THE RECORDS: Begin
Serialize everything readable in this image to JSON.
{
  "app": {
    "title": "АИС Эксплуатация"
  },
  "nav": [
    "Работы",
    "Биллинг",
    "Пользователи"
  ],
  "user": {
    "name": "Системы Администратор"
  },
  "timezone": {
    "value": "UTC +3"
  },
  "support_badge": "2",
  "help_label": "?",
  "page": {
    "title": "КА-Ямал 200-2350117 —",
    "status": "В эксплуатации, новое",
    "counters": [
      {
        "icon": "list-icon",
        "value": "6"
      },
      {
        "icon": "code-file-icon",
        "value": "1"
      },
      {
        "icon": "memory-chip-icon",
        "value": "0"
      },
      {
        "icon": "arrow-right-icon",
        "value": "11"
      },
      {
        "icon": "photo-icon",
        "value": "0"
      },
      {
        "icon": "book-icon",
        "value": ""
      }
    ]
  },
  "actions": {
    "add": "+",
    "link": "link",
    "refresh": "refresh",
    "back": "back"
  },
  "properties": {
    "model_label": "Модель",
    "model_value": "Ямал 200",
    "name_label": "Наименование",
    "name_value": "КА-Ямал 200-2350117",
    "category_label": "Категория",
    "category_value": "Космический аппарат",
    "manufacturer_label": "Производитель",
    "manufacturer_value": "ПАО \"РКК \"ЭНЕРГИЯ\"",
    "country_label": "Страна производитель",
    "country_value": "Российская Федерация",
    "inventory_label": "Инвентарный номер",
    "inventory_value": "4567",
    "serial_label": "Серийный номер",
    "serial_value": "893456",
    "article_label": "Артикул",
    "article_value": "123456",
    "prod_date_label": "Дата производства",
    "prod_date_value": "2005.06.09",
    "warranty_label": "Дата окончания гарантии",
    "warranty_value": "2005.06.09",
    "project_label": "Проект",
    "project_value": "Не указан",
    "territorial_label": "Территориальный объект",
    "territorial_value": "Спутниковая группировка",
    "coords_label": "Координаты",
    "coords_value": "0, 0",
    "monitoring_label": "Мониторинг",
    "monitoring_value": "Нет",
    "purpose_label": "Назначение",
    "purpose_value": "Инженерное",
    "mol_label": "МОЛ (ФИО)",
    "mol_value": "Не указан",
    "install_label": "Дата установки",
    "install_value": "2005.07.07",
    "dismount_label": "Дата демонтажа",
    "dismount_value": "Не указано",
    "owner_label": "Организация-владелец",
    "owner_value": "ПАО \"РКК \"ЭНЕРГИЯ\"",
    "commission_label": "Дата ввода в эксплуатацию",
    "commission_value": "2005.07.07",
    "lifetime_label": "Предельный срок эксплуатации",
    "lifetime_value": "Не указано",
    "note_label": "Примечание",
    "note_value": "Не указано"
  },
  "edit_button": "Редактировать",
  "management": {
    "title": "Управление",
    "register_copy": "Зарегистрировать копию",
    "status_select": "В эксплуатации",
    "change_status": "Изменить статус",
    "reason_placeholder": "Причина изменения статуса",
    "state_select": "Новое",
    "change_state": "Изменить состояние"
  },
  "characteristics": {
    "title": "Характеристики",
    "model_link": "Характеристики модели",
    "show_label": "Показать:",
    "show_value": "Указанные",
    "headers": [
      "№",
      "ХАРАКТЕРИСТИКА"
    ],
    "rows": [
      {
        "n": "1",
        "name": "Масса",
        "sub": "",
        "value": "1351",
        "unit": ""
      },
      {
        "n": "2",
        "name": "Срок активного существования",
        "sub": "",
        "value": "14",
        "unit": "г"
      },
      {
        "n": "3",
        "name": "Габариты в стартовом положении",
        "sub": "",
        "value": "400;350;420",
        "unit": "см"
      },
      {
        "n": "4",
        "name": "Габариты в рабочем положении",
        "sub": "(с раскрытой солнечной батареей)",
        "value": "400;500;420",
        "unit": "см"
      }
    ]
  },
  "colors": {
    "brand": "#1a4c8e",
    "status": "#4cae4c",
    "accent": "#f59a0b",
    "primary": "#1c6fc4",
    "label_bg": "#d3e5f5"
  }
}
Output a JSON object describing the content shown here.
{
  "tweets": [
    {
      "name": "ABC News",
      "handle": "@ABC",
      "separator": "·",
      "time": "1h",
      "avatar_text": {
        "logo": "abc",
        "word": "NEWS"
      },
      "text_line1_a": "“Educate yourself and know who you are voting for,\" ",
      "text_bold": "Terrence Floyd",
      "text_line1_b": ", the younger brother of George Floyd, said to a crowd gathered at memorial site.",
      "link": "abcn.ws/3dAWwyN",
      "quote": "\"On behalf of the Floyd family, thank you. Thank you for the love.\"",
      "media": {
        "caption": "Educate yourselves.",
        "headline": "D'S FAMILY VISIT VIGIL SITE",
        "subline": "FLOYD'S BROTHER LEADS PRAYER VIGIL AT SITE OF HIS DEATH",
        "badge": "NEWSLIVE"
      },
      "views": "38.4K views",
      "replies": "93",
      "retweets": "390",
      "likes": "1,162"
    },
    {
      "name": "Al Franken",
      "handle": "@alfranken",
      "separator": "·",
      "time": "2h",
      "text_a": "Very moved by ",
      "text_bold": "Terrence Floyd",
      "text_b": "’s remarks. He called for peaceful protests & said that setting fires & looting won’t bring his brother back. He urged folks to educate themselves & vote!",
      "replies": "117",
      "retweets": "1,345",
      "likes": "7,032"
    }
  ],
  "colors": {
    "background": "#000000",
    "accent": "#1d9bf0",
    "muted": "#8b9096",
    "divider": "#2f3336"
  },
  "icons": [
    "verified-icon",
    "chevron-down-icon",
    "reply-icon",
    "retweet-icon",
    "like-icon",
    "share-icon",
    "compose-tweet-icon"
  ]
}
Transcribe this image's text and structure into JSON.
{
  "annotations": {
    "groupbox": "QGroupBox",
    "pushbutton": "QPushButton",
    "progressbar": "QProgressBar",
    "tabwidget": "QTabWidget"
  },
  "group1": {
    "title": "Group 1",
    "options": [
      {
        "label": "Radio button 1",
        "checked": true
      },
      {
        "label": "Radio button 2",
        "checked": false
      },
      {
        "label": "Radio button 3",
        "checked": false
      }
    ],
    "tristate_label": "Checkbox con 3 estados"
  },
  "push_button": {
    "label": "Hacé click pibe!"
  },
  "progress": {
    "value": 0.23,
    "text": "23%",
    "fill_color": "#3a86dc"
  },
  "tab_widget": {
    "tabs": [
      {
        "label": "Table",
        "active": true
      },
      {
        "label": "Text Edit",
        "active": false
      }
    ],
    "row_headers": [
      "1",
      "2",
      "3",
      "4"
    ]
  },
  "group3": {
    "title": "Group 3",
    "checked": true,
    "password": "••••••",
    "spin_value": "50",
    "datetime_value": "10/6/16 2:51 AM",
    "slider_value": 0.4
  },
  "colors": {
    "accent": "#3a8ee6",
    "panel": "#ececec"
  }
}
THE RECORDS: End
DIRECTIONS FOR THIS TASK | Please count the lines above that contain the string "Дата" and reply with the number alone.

OUTPUT FOR THIS EXERCISE | 5